## What you should do
For each line below that contains the word "original", make a copy.

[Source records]
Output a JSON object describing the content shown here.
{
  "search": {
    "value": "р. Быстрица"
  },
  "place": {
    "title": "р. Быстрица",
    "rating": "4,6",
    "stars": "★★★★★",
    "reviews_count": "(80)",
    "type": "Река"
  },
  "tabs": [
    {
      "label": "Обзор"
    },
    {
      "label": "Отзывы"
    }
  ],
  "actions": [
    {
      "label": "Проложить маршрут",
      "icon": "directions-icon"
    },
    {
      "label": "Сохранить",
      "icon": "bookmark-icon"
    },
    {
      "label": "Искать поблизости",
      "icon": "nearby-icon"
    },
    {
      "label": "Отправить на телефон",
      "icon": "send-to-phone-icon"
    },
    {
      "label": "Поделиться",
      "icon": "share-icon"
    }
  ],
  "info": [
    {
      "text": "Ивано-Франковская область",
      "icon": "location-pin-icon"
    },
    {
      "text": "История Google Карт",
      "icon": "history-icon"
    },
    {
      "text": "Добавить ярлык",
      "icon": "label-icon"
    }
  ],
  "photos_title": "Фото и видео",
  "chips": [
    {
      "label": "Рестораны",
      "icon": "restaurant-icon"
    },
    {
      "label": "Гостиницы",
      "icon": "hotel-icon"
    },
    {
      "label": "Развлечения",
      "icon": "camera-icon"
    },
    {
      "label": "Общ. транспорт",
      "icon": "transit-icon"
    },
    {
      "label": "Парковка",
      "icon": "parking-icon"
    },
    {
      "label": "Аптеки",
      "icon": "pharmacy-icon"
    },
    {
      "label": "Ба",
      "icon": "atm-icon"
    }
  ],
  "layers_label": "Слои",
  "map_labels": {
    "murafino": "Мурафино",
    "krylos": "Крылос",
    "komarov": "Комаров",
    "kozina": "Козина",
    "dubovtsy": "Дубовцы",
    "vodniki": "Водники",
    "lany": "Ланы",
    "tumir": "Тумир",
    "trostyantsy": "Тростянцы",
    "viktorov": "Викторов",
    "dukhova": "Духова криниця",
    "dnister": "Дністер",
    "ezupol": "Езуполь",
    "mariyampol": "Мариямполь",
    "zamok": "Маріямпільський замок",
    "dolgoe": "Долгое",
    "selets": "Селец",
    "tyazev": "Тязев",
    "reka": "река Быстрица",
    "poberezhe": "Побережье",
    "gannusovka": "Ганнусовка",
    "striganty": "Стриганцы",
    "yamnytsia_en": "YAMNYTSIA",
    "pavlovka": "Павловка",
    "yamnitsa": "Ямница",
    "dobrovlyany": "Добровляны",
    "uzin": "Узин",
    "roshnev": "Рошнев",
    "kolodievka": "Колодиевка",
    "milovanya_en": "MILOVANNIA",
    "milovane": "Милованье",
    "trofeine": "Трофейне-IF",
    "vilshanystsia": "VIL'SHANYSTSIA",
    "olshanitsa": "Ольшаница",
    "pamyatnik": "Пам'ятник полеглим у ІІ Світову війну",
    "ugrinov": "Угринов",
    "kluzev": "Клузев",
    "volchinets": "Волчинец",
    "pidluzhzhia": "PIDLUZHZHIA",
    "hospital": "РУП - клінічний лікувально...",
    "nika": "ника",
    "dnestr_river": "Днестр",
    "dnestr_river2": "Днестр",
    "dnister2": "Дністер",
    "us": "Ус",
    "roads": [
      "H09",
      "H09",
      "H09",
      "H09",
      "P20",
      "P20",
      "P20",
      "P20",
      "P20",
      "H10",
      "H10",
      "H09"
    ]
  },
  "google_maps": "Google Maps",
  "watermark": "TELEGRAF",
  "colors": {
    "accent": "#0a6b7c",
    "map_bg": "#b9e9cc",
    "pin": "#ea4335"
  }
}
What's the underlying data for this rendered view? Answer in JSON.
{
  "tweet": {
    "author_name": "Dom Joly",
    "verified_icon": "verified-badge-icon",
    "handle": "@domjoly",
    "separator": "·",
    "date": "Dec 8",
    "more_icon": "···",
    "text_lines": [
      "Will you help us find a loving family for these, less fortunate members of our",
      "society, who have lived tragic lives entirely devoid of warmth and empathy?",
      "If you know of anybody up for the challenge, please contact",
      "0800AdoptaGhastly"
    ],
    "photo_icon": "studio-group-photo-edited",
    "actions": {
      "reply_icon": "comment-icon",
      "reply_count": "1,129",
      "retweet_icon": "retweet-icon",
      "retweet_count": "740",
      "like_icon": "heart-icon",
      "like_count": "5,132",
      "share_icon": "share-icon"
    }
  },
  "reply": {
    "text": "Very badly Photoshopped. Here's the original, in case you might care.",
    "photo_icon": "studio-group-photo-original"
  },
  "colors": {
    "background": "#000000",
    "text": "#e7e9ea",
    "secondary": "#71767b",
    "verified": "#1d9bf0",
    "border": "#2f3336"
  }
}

## Result below
    "text": "Very badly Photoshopped. Here's the original, in case you might care.",
    "photo_icon": "studio-group-photo-original"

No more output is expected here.